Aim of the task -> Where a line below holds the string "this", that line goes into the answer.

-------- Entries provided --------

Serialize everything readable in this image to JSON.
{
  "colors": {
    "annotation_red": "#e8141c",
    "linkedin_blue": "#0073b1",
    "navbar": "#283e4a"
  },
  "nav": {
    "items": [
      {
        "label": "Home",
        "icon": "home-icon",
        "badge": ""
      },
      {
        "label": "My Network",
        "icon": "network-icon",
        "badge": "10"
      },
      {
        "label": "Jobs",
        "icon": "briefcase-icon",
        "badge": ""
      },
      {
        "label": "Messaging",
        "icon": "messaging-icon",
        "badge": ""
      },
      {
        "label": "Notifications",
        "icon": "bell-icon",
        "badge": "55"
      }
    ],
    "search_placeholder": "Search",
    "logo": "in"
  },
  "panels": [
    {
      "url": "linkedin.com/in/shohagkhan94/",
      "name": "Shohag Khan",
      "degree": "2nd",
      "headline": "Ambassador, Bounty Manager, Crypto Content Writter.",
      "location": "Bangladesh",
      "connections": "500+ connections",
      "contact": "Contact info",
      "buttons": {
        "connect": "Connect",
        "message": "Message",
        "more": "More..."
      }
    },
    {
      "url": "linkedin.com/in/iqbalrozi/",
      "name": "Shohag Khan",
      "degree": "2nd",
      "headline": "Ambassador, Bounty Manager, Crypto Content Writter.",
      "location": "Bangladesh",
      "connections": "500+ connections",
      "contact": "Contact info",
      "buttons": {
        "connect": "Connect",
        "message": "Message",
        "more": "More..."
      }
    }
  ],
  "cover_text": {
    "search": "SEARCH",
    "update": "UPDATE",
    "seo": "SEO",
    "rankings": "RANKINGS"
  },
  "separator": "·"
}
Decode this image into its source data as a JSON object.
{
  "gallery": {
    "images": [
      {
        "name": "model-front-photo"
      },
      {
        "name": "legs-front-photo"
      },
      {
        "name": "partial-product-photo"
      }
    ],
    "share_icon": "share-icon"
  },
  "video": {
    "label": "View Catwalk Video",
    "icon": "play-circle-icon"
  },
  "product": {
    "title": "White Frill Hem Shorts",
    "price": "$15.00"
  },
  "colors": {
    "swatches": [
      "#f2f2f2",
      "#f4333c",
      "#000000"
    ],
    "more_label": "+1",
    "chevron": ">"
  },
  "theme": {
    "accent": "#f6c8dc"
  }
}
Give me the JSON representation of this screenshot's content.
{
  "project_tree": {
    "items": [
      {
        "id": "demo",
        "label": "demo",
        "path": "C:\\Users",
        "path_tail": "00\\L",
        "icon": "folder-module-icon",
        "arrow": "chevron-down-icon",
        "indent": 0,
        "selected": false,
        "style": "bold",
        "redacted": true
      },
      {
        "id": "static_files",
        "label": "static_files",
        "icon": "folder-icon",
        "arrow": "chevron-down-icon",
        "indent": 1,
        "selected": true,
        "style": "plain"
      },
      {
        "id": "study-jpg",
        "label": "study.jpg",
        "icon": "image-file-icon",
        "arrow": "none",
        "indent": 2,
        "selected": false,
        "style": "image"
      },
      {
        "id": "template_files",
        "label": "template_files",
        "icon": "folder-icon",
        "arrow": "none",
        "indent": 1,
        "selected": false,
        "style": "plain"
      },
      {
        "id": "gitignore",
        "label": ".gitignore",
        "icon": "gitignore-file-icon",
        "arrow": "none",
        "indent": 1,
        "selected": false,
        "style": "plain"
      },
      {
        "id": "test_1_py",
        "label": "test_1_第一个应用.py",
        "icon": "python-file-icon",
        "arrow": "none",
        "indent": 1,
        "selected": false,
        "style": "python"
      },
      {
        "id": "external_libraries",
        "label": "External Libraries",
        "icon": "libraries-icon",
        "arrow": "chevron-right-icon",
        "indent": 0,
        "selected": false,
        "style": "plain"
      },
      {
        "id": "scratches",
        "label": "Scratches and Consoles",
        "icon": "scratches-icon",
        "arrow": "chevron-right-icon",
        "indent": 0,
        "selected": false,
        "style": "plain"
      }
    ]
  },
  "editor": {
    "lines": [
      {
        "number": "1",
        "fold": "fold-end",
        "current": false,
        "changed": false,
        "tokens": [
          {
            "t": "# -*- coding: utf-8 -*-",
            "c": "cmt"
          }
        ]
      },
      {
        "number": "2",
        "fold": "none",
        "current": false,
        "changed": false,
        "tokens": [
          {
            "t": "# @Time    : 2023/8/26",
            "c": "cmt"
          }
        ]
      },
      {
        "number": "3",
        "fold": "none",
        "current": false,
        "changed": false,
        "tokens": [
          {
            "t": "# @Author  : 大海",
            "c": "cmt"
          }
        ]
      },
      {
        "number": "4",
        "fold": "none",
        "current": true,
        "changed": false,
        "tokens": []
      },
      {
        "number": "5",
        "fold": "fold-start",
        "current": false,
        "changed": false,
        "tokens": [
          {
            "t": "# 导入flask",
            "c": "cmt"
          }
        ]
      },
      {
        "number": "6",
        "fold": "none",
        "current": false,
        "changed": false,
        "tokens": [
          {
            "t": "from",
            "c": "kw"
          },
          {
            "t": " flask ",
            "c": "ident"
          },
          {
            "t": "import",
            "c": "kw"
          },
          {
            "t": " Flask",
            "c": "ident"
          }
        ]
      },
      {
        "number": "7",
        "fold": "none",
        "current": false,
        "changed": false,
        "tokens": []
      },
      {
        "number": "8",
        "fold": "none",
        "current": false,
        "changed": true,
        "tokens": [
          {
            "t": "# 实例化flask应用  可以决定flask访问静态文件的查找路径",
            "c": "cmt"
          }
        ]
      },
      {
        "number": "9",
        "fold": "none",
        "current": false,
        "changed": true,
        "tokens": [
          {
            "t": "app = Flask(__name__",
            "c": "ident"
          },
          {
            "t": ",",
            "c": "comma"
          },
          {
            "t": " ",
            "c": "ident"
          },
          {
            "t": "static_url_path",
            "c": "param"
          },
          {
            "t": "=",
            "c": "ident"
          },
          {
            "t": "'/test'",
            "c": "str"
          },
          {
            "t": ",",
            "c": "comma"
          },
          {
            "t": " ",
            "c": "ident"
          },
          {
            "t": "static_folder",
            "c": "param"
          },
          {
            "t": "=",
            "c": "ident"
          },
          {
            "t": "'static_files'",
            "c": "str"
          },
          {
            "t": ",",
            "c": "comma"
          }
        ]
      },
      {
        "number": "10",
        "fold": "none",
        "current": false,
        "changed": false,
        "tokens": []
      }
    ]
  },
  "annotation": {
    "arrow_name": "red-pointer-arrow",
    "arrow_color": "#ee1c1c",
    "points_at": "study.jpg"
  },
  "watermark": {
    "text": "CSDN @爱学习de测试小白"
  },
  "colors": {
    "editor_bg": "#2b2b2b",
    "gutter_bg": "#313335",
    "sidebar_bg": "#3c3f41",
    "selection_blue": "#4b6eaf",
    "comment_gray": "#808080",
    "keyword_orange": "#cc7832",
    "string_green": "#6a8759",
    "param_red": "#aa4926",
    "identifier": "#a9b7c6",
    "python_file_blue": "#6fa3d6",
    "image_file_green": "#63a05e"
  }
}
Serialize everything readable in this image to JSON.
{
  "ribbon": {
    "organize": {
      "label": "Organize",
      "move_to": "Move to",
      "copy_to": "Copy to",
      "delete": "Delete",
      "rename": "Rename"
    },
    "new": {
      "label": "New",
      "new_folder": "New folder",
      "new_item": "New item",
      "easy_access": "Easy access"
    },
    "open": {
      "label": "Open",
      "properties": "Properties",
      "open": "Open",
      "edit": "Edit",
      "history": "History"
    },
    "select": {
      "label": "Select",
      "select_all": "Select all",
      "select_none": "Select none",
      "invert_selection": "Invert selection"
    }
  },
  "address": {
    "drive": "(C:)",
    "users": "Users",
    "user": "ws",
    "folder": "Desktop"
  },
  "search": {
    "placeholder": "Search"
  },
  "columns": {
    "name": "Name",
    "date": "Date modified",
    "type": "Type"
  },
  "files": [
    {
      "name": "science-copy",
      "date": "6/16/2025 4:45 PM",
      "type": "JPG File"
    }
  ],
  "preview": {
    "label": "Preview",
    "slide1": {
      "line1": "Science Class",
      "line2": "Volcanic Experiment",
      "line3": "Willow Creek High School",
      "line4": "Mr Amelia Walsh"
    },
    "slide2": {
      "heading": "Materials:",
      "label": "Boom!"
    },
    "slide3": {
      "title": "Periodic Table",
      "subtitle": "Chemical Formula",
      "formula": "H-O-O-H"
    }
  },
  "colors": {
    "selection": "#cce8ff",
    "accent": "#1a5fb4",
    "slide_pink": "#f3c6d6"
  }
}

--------

Final answer ->
Serialize everything readable in this image to JSON.
Decode this image into its source data as a JSON object.
Give me the JSON representation of this screenshot's content.
Serialize everything readable in this image to JSON.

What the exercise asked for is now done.